We at Vision Direct take an interest in all things eye related, and it’s no wonder we get all giddy with excitement when we think about our burgeoning eye lexicon. It’s not just contact lenses and contact lens solution soup here at Vision Direct towers – oh no. We know a good time when we see one, and word games are right up there. So without further ado, it’s time for us to walk down that optic nerve of fun and check out some of the eye phrases that have been catching our, er, eye recently.
There are heaps of famous quotes related to eyes, and some, like “An eye, an eye, my kingdom for an eye”, that we made up. A great quote related to eyes comes in the form of “The eyes are mirrors to the soul”. Now, Mrs Vision Direct was sure that this was Shakespeare, but a bit of research tells us that it is in fact an old proverb – Yiddish, to be precise. It’s fairly self-explanatory, but captures the beauty that first attracted us to the eye, and led to a grand career in contact lenses and other eye products.

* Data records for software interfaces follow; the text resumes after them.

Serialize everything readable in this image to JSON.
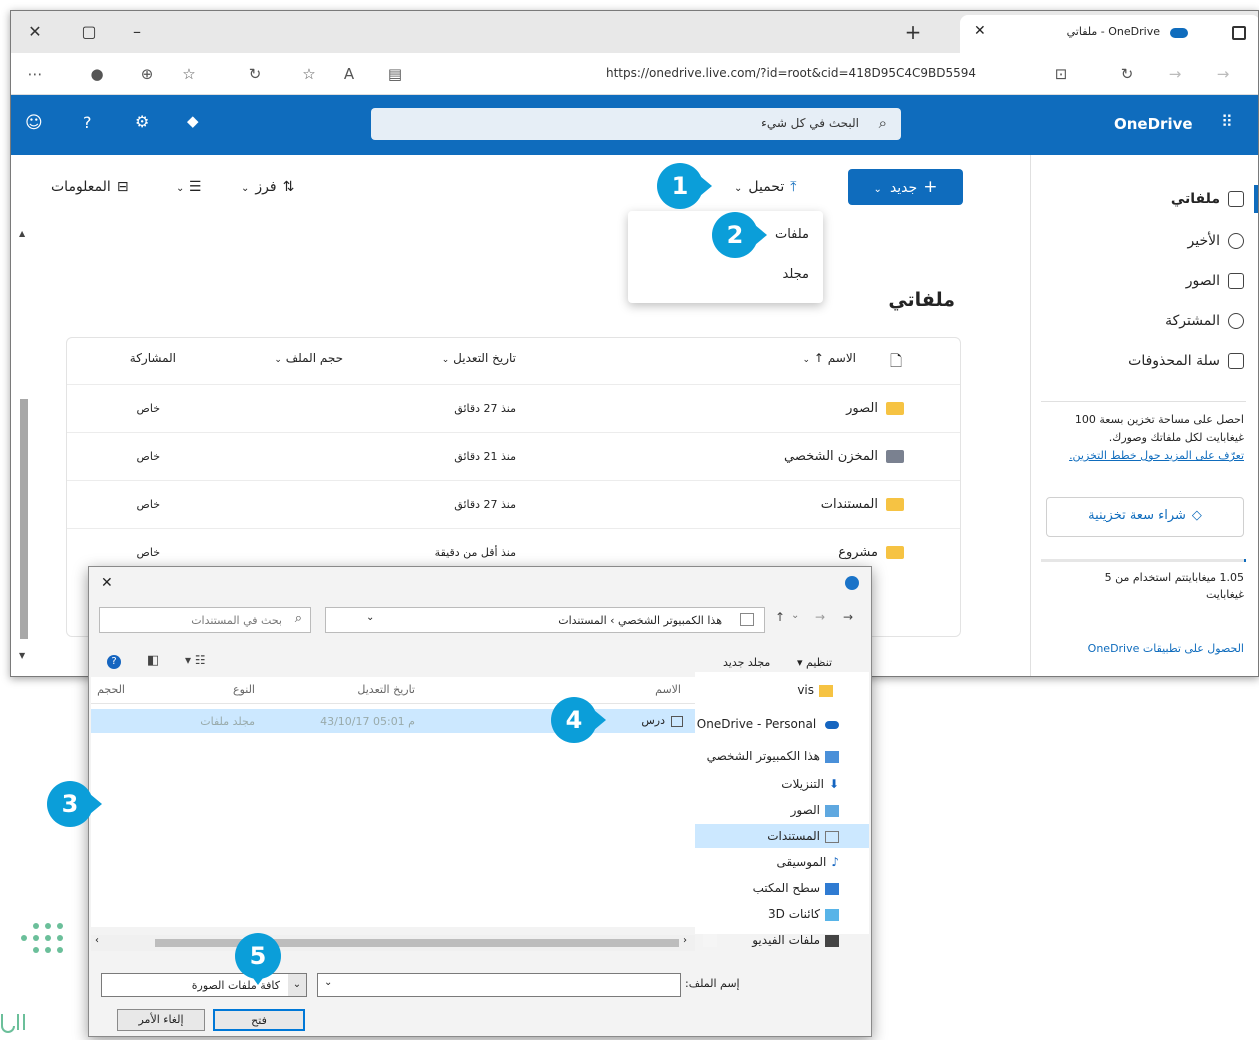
{
  "browser": {
    "tab_title": "OneDrive - ملفاتي",
    "url": "https://onedrive.live.com/?id=root&cid=418D95C4C9BD5594"
  },
  "onedrive": {
    "brand": "OneDrive",
    "search_placeholder": "البحث في كل شيء",
    "sidebar": {
      "items": [
        {
          "label": "ملفاتي"
        },
        {
          "label": "الأخير"
        },
        {
          "label": "الصور"
        },
        {
          "label": "المشتركة"
        },
        {
          "label": "سلة المحذوفات"
        }
      ],
      "promo_line1": "احصل على مساحة تخزين بسعة 100",
      "promo_line2": "غيغابايت لكل ملفاتك وصورك.",
      "promo_link": "تعرّف على المزيد حول خطط التخزين.",
      "buy_button": "شراء سعة تخزينية",
      "usage_line1": "1.05 ميغابايتتم استخدام من 5",
      "usage_line2": "غيغابايت",
      "apps_link": "الحصول على تطبيقات OneDrive"
    },
    "toolbar": {
      "new": "جديد",
      "upload": "تحميل",
      "sort": "فرز",
      "info": "المعلومات"
    },
    "upload_menu": [
      "ملفات",
      "مجلد"
    ],
    "page_title": "ملفاتي",
    "columns": {
      "name": "الاسم ↑",
      "modified": "تاريخ التعديل",
      "size": "حجم الملف",
      "sharing": "المشاركة"
    },
    "rows": [
      {
        "name": "الصور",
        "modified": "منذ 27 دقائق",
        "sharing": "خاص"
      },
      {
        "name": "المخزن الشخصي",
        "modified": "منذ 21 دقائق",
        "sharing": "خاص"
      },
      {
        "name": "المستندات",
        "modified": "منذ 27 دقائق",
        "sharing": "خاص"
      },
      {
        "name": "مشروع",
        "modified": "منذ أقل من دقيقة",
        "sharing": "خاص"
      }
    ]
  },
  "dialog": {
    "breadcrumb": "هذا الكمبيوتر الشخصي  ›  المستندات",
    "search_placeholder": "بحث في المستندات",
    "organize": "تنظيم",
    "new_folder": "مجلد جديد",
    "columns": {
      "name": "الاسم",
      "modified": "تاريخ التعديل",
      "type": "النوع",
      "size": "الحجم"
    },
    "file": {
      "name": "درس",
      "modified": "43/10/17 م 05:01",
      "type": "مجلد ملفات"
    },
    "tree": [
      "vis",
      "OneDrive - Personal",
      "هذا الكمبيوتر الشخصي",
      "التنزيلات",
      "الصور",
      "المستندات",
      "الموسيقى",
      "سطح المكتب",
      "كائنات 3D",
      "ملفات الفيديو"
    ],
    "filename_label": "إسم الملف:",
    "filetype": "كافة ملفات الصورة",
    "open": "فتح",
    "cancel": "إلغاء الأمر"
  },
  "steps": [
    "1",
    "2",
    "3",
    "4",
    "5"
  ],
  "colors": {
    "accent": "#0f6cbd",
    "badge": "#0b9ed9",
    "folder": "#f6c343"
  }
}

The Bible can be a source of refuge for Vision Direct in our darker moments, not least because of the wonderful quotes on eyes contained therein. Well, they’re not exactly beautiful, but they’re certainly well known. “An eye for an eye” is a good one, coming as it does in the Old Testament, which is often full of vengeful heroes like Samson and Gideon. This was developed further in the New Testament through Jesus, and became the famous “turn the other cheek” maxim. Much later, Gandhi and Martin Luther King, jr, said that an eye for an eye “leaves everyone blind”. And how right they were.
Moving on, it’s time to talk about fruit. Apples, to be precise. They’ve played an important role in history, from Sir Isaac Newton to Steve Jobs and his shiny toys, and, of course, they make an important appearance in the Good Book. For did the serpent not tempt Eve with the fruit from the tree of knowledge? True, but you can also talk about the apple of your eye, which again comes from the Bible. This particular phrase refers to something or someone that you cherish – that is the apple of your eye.
Animals also have eyes, and form the basis of some other great phrases. You can have eagle eyes, or eyes like a hawk, meaning that you can spot delicious looking voles and carrion whilst on the wing. There’s also the “eye of the tiger”, a song made famous by the film Rocky III. It’s best to focus on the heroism part of this phrase, rather than the descent into self-parody which comes later.